- Japanese company Hitachi Zosen plans to expand its waste-to-energy (WTE) business into South Asia and the Middle East through mergers and acquisitions (M&A).
- The company has set aside 40 billion yen (approximately $389 million) for M&A as part of a three-year plan that ends in March 2017.
- In an interview with Bloomberg, President Takashi Tanisho said that much of that money hasn't been used yet and the company is currently looking at multiple opportunities.
Though Hitachi Zosen is more well-known for its shipbuilding heritage and engineering prowess, the company been involved in the waste sector for years. It first opened a WTE facility in Osaka in 1965 and acquired the Swiss company AE&E Inova AG in 2010. According to reporting by Bloomberg, the two companies have now won orders for more than 840 facilities across the world.

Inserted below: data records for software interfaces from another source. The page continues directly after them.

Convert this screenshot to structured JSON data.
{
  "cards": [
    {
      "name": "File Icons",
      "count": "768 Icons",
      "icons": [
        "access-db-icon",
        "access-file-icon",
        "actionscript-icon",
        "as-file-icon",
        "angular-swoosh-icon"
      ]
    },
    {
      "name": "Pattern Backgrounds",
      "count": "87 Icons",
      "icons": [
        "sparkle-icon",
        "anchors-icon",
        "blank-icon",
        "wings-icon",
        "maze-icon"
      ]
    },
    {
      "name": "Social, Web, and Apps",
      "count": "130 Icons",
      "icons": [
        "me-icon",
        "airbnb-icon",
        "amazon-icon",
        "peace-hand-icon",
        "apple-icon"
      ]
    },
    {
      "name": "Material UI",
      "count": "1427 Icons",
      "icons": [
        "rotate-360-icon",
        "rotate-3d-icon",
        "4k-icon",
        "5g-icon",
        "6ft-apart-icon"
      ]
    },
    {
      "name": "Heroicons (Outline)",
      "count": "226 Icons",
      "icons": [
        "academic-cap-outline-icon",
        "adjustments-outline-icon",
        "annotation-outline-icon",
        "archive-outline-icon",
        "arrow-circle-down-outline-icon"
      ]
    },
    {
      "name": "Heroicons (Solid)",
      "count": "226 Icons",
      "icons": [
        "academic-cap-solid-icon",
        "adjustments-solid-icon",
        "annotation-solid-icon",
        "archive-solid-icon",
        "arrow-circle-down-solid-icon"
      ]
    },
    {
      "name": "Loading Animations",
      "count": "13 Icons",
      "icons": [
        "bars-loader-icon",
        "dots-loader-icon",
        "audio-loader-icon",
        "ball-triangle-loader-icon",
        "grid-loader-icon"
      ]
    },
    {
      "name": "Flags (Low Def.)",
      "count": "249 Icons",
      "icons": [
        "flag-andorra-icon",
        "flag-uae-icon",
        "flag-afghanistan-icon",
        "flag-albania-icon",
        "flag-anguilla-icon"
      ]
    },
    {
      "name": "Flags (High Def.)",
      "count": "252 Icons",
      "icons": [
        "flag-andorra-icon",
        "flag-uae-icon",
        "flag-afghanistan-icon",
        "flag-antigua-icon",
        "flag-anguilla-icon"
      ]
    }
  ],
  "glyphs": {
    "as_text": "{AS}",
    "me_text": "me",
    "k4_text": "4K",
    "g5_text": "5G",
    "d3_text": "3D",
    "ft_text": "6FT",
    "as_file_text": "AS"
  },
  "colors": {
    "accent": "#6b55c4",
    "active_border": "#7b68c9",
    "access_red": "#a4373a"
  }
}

Hitachi Zosen currently offers engineering, procurement, construction, operation and maintenance services for these facilities. Tanisho has said he's interested in expanding to business planning and waste collection as well.

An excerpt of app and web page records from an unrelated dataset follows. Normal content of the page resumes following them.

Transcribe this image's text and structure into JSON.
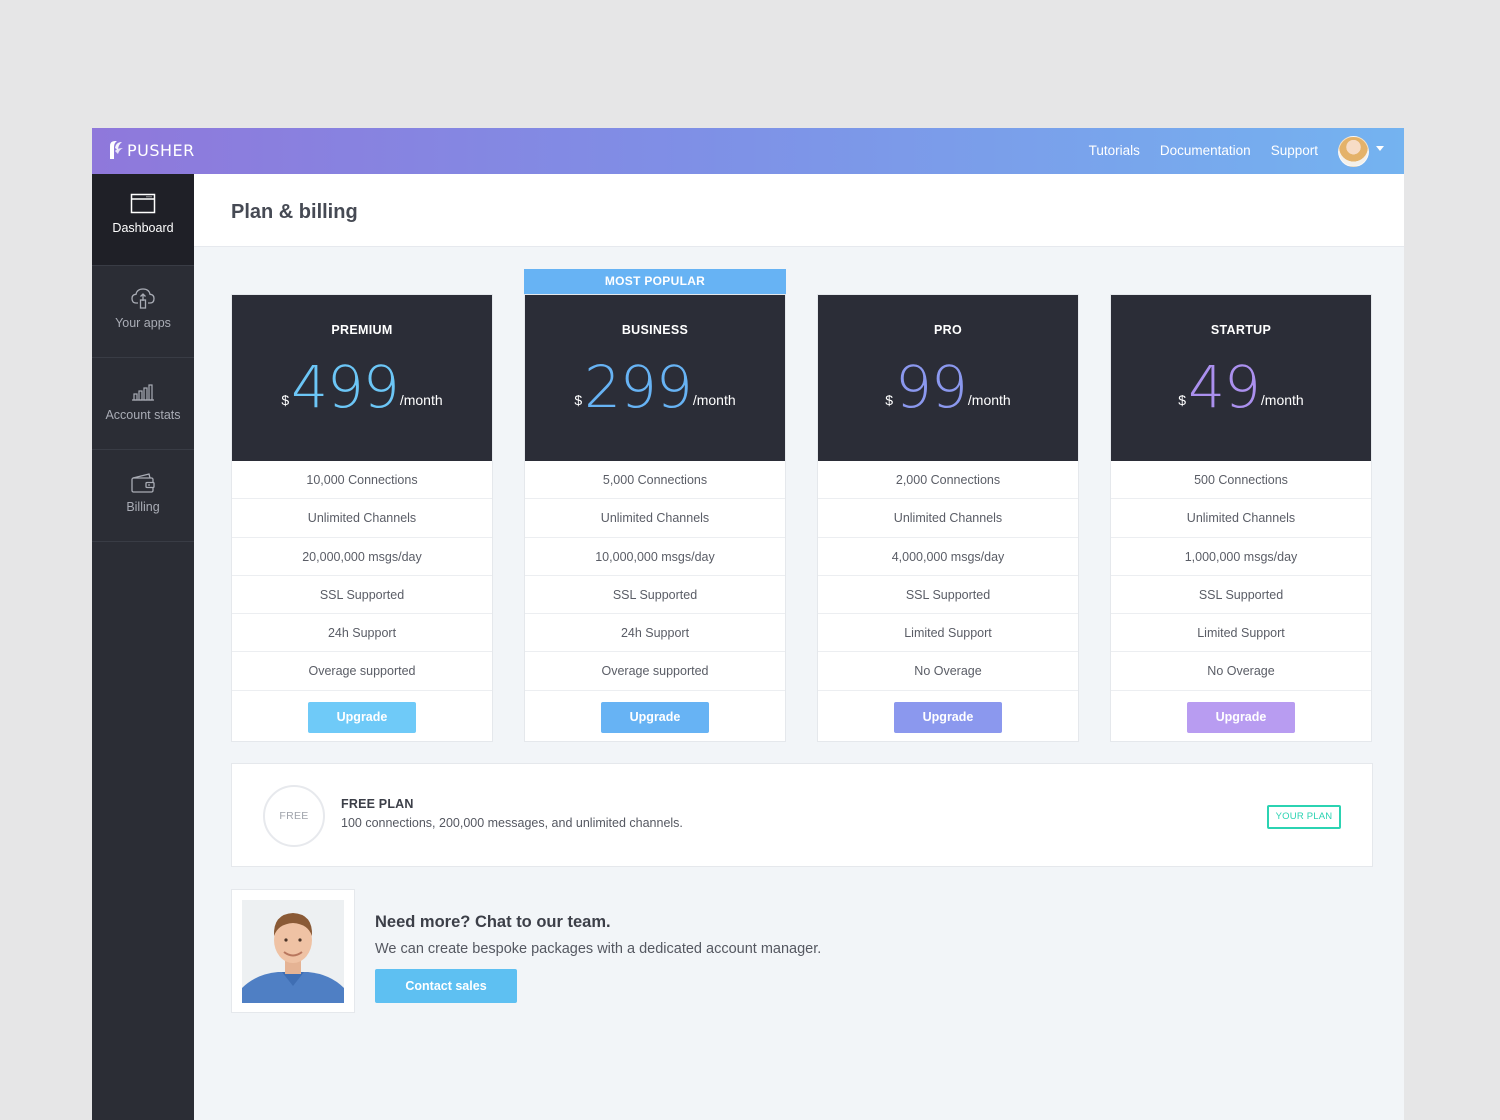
{
  "brand": {
    "name": "PUSHER"
  },
  "topnav": [
    {
      "label": "Tutorials"
    },
    {
      "label": "Documentation"
    },
    {
      "label": "Support"
    }
  ],
  "sidebar": {
    "items": [
      {
        "label": "Dashboard",
        "icon": "browser-window-icon",
        "active": true
      },
      {
        "label": "Your apps",
        "icon": "cloud-upload-icon"
      },
      {
        "label": "Account stats",
        "icon": "bar-chart-icon"
      },
      {
        "label": "Billing",
        "icon": "wallet-icon"
      }
    ]
  },
  "page": {
    "title": "Plan & billing"
  },
  "popular_badge": "MOST POPULAR",
  "plans": [
    {
      "name": "PREMIUM",
      "currency": "$",
      "price": "499",
      "period": "/month",
      "price_color": "#6cc6f6",
      "features": [
        "10,000 Connections",
        "Unlimited Channels",
        "20,000,000 msgs/day",
        "SSL Supported",
        "24h Support",
        "Overage supported"
      ],
      "button": "Upgrade",
      "button_color": "#6fcaf8"
    },
    {
      "name": "BUSINESS",
      "currency": "$",
      "price": "299",
      "period": "/month",
      "price_color": "#67b3f4",
      "features": [
        "5,000 Connections",
        "Unlimited Channels",
        "10,000,000 msgs/day",
        "SSL Supported",
        "24h Support",
        "Overage supported"
      ],
      "button": "Upgrade",
      "button_color": "#67b3f4"
    },
    {
      "name": "PRO",
      "currency": "$",
      "price": "99",
      "period": "/month",
      "price_color": "#8b98ee",
      "features": [
        "2,000 Connections",
        "Unlimited Channels",
        "4,000,000 msgs/day",
        "SSL Supported",
        "Limited Support",
        "No Overage"
      ],
      "button": "Upgrade",
      "button_color": "#8b98ee"
    },
    {
      "name": "STARTUP",
      "currency": "$",
      "price": "49",
      "period": "/month",
      "price_color": "#ab90ee",
      "features": [
        "500 Connections",
        "Unlimited Channels",
        "1,000,000 msgs/day",
        "SSL Supported",
        "Limited Support",
        "No Overage"
      ],
      "button": "Upgrade",
      "button_color": "#b89cf1"
    }
  ],
  "free_plan": {
    "badge": "FREE",
    "title": "FREE PLAN",
    "description": "100 connections, 200,000 messages, and unlimited channels.",
    "status": "YOUR PLAN",
    "status_color": "#2bd3b2"
  },
  "contact": {
    "title": "Need more? Chat to our team.",
    "description": "We can create bespoke packages with a dedicated account manager.",
    "button": "Contact sales"
  }
}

While WTE is still less common in the U.S., it continues to grow throughout the world. The technology is an integral part of Europe's waste infrastructure and is expanding rapidly in certain parts of Asia. China plans to build 300 WTE facilities within the next three years, including one in Shenzhen that has been billed as the world's largest.